Having heard that the road to Serikin is tar sealed all the way already, I finally decided to drive and see for myself the much talked about shopping haven at the edge of the Indonesian border. My wife was already bugging me to go for ages. Her two unrepentant shopaholic sisters got wind of the trip and booked two seat in my car too.We went on a Saturday as the place only opens up on weekend mornings (Saturday and Sunday).
It was a sunny morning as we started from Kuching at about 8am. We took the new Batu Kawa road which bypasses Bau town. Bau is a very picturesque town and it is advised to detour (only 5km away) into this delightful township on the way back to Kuching The road signs are plentiful and do keep a sharp lookout, even if you are a newcomer, you can find his way. Do appoint one of your in-laws as co-navigator to share the blame in case you take a wrong turn.
After driving leisurely for about an hour, we entered the final junction into Serikin amidst verdant greenery and scenic limestone hills outcrops. In fact we just passed by the junctions to two of Kuching's popular attractions, the Wind Caves and the Fairy Caves less than half an hour drive away (but thats another story altogether).

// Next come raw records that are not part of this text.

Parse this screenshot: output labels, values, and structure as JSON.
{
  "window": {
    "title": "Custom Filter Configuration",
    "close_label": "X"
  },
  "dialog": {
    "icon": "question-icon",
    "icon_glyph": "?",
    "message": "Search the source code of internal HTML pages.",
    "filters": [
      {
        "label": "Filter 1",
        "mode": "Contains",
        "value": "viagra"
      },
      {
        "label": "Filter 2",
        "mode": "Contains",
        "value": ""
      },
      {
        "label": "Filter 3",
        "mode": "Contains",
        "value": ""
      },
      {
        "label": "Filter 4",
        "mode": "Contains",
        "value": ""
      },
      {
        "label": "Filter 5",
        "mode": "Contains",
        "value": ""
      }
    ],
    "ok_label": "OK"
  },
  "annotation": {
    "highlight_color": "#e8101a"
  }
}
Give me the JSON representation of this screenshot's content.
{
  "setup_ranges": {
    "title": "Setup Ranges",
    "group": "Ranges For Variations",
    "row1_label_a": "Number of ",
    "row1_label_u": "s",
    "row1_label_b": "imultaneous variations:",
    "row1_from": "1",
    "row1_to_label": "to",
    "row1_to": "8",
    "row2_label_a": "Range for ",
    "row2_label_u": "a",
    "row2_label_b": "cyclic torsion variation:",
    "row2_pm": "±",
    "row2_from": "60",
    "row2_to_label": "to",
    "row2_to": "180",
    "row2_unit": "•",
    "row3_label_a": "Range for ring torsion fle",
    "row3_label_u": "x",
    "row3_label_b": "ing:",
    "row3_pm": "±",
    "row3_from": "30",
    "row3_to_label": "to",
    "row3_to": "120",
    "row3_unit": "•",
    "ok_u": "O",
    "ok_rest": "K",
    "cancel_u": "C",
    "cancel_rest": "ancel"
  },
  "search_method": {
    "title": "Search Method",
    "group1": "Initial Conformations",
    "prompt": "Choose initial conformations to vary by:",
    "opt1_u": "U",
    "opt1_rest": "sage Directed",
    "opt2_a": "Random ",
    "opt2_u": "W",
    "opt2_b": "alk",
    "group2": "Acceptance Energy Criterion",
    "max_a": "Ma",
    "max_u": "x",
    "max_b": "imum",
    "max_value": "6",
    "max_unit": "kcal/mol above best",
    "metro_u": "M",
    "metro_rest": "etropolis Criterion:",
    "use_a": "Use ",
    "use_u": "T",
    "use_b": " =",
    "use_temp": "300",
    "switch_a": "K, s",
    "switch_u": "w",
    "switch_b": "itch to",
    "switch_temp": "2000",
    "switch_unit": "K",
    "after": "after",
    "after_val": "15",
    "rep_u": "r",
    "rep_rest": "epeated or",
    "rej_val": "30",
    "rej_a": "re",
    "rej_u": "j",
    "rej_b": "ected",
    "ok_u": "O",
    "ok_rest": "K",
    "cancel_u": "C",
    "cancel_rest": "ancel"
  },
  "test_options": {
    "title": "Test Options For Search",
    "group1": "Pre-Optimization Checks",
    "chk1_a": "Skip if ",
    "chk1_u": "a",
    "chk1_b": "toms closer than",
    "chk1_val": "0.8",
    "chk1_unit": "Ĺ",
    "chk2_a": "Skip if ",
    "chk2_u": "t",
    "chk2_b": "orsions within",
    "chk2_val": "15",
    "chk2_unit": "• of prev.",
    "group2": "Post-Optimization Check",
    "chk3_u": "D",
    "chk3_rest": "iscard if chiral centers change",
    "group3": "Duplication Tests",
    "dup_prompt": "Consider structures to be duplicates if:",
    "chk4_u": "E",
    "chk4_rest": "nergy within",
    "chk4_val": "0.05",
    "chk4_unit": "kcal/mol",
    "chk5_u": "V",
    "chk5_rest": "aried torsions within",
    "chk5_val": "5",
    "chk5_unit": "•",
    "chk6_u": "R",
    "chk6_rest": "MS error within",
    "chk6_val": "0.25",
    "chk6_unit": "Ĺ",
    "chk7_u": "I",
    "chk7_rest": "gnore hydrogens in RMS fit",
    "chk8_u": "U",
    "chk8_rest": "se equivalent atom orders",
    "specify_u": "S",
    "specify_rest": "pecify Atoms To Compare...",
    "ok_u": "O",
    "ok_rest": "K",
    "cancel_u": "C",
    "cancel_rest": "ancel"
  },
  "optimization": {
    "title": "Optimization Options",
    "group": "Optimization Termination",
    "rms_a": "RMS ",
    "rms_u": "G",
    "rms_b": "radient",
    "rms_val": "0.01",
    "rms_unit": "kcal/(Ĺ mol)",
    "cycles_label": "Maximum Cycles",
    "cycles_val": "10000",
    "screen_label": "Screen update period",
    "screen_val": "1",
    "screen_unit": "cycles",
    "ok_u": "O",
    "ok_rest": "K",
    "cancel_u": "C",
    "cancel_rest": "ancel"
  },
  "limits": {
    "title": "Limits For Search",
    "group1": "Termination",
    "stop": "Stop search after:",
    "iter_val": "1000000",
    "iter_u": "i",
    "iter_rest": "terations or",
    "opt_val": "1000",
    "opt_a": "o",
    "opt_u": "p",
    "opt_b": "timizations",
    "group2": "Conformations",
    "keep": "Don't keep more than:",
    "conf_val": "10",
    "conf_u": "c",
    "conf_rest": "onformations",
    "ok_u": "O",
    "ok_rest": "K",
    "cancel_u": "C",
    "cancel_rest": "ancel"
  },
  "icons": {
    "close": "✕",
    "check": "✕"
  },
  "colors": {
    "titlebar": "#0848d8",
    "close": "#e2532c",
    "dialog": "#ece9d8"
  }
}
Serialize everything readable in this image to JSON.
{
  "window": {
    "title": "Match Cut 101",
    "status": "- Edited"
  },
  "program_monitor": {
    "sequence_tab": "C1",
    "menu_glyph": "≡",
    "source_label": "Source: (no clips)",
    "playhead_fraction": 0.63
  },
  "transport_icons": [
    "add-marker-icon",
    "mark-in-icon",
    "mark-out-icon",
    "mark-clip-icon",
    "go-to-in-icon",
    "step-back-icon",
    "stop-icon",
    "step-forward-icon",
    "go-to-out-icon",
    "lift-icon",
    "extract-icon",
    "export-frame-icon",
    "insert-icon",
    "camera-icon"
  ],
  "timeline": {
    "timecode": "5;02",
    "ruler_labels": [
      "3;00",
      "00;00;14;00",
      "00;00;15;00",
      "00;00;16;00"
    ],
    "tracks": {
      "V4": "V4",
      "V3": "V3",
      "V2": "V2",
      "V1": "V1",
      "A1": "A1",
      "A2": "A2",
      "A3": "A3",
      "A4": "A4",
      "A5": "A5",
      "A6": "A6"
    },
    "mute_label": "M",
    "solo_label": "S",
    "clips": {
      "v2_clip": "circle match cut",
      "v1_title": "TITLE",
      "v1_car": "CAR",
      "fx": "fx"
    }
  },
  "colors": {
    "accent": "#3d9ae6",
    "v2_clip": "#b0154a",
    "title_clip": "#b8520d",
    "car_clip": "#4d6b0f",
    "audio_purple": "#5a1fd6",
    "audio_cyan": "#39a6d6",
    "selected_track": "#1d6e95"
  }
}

Finally, we arrived at Serikin town. It was about 9.20 am. We had to queue up for almost 20 minutes just to enter the car parks with touts guarding the entrance, we paid the extortion, RM3.00 to them (just for peace of mind!). There were so many cars, easily in the hundreds and a I counted at least 12 big tour buses, and the place was all filled up haphazardly as there was no lines drawn on the ground, which is nothing more than a huge rough patch of open ground with patches of muddy puddles here and there. But like it or not we had to park here as parking elsewhere may end you up with a puncture tyre or a dented car. Finally we found a nice shade space which the previous occupant just vacated.
It was still considered early in the morning of a Saturday, the crowd was already streaming in. There was a carnival atmosphere as the crowd milled around the town and the "main street", which consist of two rows of wooden sheds/shops facing each other stretching for several hundred metres. The are sides lanes radiating from this "main street" lined with similar sheds or shops thus forming a mazed network of shopping lanes. I must say the ladies were like kids in a candy store.
There must have been several hundred shops and sheds here in all, and selling all manners of goods. Textiles and clothings shops are the majority here. The Indonesian kebayas and sarongs are selling at half the price one would have to pay in Kuching city area. For example, a complete set of kebaya with blouse and sarong and selendang (shawl) of very good quality sell for only about RM50.00! Sarong is about RM10.00 per piece.
There are shops selling curtains, carpets, t-shirt, pants, rattan furnitures, kitchen utensils, trinkets, fake Louis Vuitton handbags, replicas Rolex watches, antiques, fruits, foods, drink, "snake medicine" and I even saw a stall selling live leech ("can cure some skin disorders"). Some shops were so crowded I couldnt even enter! Bargaining is order of the day, and if you do not bargain, the vendors may think you are from another planet.
As the weather was hot and humid, I feel it is better to go earlier in the morning, say, leaving Kuching about 6.30am and arriving about 8.00 am, it would be cooler before the heat of the day make you sweat. Most of the traders there are Indonesians who had crossed over from the border bringing along their merchandise and had to haul back the unsold goods at the end of the day. But over time, I believe they have already rent some "store" here to save the hassle of transportation.
Finally, after an hour or so of shopping, sarongs kebayas, we quickly retreated to the shade of a coffee shop for some drinks. Watching as cars and busload of people continued to arrive. If not for the heat of the day, we would have stayed longer to hunt for more bargains. At 11.00 the ladies couldnt stand the heat anymore and rushed to comfort of our air-con car.
10 minutes out of Serikin is an interesting market stop selling jungles produces, vegetables and fruits. We stopped, as did scores of other cars and buses, for a look-see and tooked heaps of photos too. There was a lady selling live sago worms, wriggling disgustingly (to the ladies) and delightfully (to me), I took some photos and video shoot for all to enjoy!